● EXERCISE REQUIREMENTS: Return the full listing, character for character.

:: EXCERPTED RECORDS ::

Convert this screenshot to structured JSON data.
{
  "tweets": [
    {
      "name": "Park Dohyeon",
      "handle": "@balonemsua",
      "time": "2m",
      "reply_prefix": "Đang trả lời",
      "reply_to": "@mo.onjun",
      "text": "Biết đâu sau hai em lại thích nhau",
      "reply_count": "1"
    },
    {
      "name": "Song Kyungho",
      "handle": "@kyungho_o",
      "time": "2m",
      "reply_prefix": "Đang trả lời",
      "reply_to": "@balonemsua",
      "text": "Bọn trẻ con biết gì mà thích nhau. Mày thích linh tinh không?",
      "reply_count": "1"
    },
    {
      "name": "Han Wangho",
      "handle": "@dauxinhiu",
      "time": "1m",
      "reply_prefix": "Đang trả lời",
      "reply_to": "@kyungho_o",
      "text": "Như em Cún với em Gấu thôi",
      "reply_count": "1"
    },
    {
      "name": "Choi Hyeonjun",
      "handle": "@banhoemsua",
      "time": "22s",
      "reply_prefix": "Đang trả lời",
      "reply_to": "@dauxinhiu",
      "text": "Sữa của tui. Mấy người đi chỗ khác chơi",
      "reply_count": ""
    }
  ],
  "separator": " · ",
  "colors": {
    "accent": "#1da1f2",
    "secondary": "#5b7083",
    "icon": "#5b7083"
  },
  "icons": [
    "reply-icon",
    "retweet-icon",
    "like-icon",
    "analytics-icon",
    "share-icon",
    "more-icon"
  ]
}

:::

● SOLUTION TO THE PROBLEM:
Convert this screenshot to structured JSON data.
{
  "tweets": [
    {
      "name": "Park Dohyeon",
      "handle": "@balonemsua",
      "time": "2m",
      "reply_prefix": "Đang trả lời",
      "reply_to": "@mo.onjun",
      "text": "Biết đâu sau hai em lại thích nhau",
      "reply_count": "1"
    },
    {
      "name": "Song Kyungho",
      "handle": "@kyungho_o",
      "time": "2m",
      "reply_prefix": "Đang trả lời",
      "reply_to": "@balonemsua",
      "text": "Bọn trẻ con biết gì mà thích nhau. Mày thích linh tinh không?",
      "reply_count": "1"
    },
    {
      "name": "Han Wangho",
      "handle": "@dauxinhiu",
      "time": "1m",
      "reply_prefix": "Đang trả lời",
      "reply_to": "@kyungho_o",
      "text": "Như em Cún với em Gấu thôi",
      "reply_count": "1"
    },
    {
      "name": "Choi Hyeonjun",
      "handle": "@banhoemsua",
      "time": "22s",
      "reply_prefix": "Đang trả lời",
      "reply_to": "@dauxinhiu",
      "text": "Sữa của tui. Mấy người đi chỗ khác chơi",
      "reply_count": ""
    }
  ],
  "separator": " · ",
  "colors": {
    "accent": "#1da1f2",
    "secondary": "#5b7083",
    "icon": "#5b7083"
  },
  "icons": [
    "reply-icon",
    "retweet-icon",
    "like-icon",
    "analytics-icon",
    "share-icon",
    "more-icon"
  ]
}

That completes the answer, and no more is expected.